With the legalization of same-sex marriage in much of North America, bestselling American author Wally Lamb's latest novel is especially topical.
This is typical of Lamb, whose first two novels -- She's Come Undone (1992) and I Know This Much Is True (1998) -- dealt with childhood obesity and mental illness. The Hour I First Believed (2008), his third book, referenced the horrors of war and the Columbine high school shooting.
We Are Water begins a few years after Annie Oh, a housewife-turned artist, has left her husband of almost 27 years -- or "defected," as he puts it -- to move in with her female lover, Viveca, a wealthy art collector and dealer.
Reportedly based on Norwich, Conn., where Lamb was born, Three Rivers is also the fictional setting for two of Lamb's earlier novels. Today, Lamb is a resident of Mansfield, Conn.
Annie's marriage announcement elicits varying reactions from the Oh's adult children. Ariane, the oldest, empathizes with her father Orion, a psychologist at the university in Three Rivers, while her twin Andrew, an evangelical Christian, is embarrassed and revolted by the very notion. Their young, hip sister, Marissa -- an actress -- is, like, totally cool with it.
For his part, Orion seems to have moved past his initial bewilderment, but agonizes over whether or not he will attend the ceremony. Making matters worse, he finds himself at the centre of a sex scandal at the university.

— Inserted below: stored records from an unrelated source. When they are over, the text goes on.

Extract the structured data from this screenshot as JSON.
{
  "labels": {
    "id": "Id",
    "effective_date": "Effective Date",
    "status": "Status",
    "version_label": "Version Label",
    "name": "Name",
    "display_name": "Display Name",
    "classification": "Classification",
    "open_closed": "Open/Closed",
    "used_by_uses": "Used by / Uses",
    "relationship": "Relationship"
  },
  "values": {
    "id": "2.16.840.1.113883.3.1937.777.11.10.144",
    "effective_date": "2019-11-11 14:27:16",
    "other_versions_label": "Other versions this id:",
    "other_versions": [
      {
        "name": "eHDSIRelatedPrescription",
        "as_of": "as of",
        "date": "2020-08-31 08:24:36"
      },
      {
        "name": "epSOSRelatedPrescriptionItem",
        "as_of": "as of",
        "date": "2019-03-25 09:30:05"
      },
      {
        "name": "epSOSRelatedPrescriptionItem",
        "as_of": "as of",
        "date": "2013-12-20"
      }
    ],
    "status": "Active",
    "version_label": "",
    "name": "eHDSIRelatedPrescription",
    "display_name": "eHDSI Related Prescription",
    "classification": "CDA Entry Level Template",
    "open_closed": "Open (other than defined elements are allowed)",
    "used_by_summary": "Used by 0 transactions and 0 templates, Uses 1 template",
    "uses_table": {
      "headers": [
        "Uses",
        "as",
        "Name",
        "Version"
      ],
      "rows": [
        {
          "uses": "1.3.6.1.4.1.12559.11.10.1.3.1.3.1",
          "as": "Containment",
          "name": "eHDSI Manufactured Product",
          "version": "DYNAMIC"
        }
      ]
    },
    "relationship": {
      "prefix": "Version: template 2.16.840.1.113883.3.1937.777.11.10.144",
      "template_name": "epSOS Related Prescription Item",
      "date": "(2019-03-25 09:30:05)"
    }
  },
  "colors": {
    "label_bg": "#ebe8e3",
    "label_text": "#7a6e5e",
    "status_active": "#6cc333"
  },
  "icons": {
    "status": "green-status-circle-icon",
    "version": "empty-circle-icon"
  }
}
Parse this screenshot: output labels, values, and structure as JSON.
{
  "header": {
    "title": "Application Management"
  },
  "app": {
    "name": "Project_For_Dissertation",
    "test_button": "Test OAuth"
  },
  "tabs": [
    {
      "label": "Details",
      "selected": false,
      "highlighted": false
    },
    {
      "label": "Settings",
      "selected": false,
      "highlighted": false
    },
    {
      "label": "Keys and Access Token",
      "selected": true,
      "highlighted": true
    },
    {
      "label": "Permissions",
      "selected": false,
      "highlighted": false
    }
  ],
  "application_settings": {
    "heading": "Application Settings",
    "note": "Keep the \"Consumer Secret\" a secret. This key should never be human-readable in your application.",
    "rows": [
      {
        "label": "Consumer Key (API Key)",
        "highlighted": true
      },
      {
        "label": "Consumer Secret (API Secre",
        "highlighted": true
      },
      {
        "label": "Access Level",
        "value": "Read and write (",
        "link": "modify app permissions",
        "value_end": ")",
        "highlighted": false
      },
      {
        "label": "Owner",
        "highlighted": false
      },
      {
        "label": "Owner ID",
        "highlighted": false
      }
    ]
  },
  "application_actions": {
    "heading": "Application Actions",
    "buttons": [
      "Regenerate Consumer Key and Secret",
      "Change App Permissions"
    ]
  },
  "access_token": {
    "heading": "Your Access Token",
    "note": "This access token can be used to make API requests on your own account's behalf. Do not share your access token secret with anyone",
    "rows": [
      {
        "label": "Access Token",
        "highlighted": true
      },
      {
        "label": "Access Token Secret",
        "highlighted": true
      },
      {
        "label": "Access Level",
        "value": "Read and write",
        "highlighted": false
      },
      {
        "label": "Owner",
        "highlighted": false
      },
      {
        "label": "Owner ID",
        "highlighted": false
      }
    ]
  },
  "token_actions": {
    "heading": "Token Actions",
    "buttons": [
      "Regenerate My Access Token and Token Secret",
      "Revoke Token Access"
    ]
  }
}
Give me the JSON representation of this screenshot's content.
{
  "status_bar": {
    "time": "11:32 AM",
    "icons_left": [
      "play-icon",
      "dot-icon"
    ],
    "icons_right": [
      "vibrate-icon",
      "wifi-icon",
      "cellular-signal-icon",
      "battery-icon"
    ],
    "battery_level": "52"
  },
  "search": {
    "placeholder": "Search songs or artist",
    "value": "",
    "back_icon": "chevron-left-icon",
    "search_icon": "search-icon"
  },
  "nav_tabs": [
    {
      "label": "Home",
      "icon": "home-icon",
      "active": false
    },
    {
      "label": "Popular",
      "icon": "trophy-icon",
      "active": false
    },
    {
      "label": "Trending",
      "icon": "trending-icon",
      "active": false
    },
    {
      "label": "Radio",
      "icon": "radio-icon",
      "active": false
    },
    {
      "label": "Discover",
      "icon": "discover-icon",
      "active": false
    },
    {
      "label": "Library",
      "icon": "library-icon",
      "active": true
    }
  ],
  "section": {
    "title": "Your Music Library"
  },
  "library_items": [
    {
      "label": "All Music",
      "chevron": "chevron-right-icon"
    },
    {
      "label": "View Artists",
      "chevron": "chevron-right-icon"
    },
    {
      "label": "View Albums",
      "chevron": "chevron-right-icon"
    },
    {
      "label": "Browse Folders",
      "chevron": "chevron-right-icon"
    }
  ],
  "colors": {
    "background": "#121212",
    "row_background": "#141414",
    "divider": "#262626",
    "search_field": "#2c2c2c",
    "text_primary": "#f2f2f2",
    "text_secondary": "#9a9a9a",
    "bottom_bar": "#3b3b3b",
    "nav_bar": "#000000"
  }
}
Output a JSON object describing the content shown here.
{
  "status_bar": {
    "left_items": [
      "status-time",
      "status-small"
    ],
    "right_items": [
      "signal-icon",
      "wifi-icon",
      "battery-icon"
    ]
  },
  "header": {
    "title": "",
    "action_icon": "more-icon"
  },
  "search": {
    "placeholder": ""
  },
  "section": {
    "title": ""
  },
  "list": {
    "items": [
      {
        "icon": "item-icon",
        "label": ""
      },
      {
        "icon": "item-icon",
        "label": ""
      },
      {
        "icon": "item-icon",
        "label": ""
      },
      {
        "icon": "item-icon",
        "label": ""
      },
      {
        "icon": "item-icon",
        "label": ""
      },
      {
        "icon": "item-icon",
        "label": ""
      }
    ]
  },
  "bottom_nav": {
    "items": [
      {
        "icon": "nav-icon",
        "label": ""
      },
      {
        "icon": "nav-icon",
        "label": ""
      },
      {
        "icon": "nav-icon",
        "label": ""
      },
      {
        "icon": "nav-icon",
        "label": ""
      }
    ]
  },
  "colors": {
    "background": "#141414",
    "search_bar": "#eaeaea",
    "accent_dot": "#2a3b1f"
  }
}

Much as in the Joyce Carol Oates novel We Were the Mulvaneys, We Are Water navigates the perilous territory of family secrets.
Kept hidden, their secrets threaten to consume the Ohs, as do the very things they turn to for refuge -- be it art, religion, booze or relationships.
The chapters are narrated by alternating family members, and a few by more peripheral characters, mostly for exposition purposes.
Annie and Orion's chapters are especially well-written, with clear, eminently human voices that reminisce on the ups and downs of their courtship and marriage. It's difficult to choose a side; as in real life, things are never black and white.
Annie discovers her passion for creating art almost by accident, some years into family life with Orion, and it quickly becomes the channel for her unresolved pain and anger, or as she explains, a way to "(f)ight back against the monster."
Lamb takes his time teasing out her story, revealing it in small doses over several chapters.
At times, Lamb can be heavy-handed, especially when it comes to his water theme; besides the events and places involving bodies of water, allusions -- some of them clumsy -- surface everywhere: the town of Three Rivers, Viveca's sea-green wedding dress, even the name Oh sounds like the French word for water, eau.
Lamb hammers his message home in a heart-to-heart between Orion and Andrew.
"'All of life came from the ocean, right? Even us... We are like water, aren't we? We can be fluid, flexible when we have to be. But strong and destructive, too.'"
Though it's a fairly long read, most of the novel is deeply compelling.
If the middle section covering the lives of the Oh children tends to drag, Lamb's prose certainly flows like water, building effectively to an electrifying climax.
Lindsay McKnight works in the arts in Winnipeg.